§ Problem requirements
Work out how many lines in the following entries contain the string "data", and write only that number.

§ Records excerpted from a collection

>>>

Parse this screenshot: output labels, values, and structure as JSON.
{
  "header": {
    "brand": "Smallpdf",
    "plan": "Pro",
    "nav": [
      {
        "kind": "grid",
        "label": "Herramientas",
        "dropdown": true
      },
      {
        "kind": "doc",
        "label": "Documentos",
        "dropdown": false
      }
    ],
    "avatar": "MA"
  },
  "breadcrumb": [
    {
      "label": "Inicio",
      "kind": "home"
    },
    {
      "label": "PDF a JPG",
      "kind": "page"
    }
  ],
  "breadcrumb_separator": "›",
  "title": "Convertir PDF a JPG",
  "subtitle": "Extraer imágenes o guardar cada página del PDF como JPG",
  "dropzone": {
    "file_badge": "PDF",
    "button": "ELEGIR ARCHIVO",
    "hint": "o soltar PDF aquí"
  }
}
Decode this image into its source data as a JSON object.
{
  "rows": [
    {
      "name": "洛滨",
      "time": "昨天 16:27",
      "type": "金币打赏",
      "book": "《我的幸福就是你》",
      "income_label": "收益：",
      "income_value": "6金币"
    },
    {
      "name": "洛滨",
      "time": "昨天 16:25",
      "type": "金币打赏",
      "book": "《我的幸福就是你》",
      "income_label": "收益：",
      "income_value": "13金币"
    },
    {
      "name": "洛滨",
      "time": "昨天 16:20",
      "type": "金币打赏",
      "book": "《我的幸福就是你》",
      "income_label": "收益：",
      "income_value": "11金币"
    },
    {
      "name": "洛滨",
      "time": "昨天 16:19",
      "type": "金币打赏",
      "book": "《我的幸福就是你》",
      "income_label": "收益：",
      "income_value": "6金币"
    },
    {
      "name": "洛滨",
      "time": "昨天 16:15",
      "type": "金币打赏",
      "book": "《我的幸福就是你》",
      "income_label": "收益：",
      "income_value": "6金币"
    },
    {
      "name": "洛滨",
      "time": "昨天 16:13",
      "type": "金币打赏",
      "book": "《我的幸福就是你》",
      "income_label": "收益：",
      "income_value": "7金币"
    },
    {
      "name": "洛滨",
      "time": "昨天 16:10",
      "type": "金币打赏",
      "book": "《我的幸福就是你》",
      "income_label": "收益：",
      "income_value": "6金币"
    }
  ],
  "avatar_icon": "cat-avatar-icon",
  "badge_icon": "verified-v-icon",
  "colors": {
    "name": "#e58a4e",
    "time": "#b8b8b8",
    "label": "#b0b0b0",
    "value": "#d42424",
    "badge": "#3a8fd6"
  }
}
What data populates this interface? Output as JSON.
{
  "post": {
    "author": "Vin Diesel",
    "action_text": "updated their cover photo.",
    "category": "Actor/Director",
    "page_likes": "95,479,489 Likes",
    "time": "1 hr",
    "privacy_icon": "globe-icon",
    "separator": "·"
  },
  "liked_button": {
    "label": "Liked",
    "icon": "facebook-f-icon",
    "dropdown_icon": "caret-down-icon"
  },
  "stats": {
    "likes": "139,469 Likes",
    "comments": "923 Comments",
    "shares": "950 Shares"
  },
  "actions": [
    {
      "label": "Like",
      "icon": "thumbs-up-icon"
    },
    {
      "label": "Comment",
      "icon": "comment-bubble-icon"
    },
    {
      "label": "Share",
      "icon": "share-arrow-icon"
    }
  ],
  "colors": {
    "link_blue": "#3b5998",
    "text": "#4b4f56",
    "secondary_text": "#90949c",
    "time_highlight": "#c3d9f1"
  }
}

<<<

§ Reply
2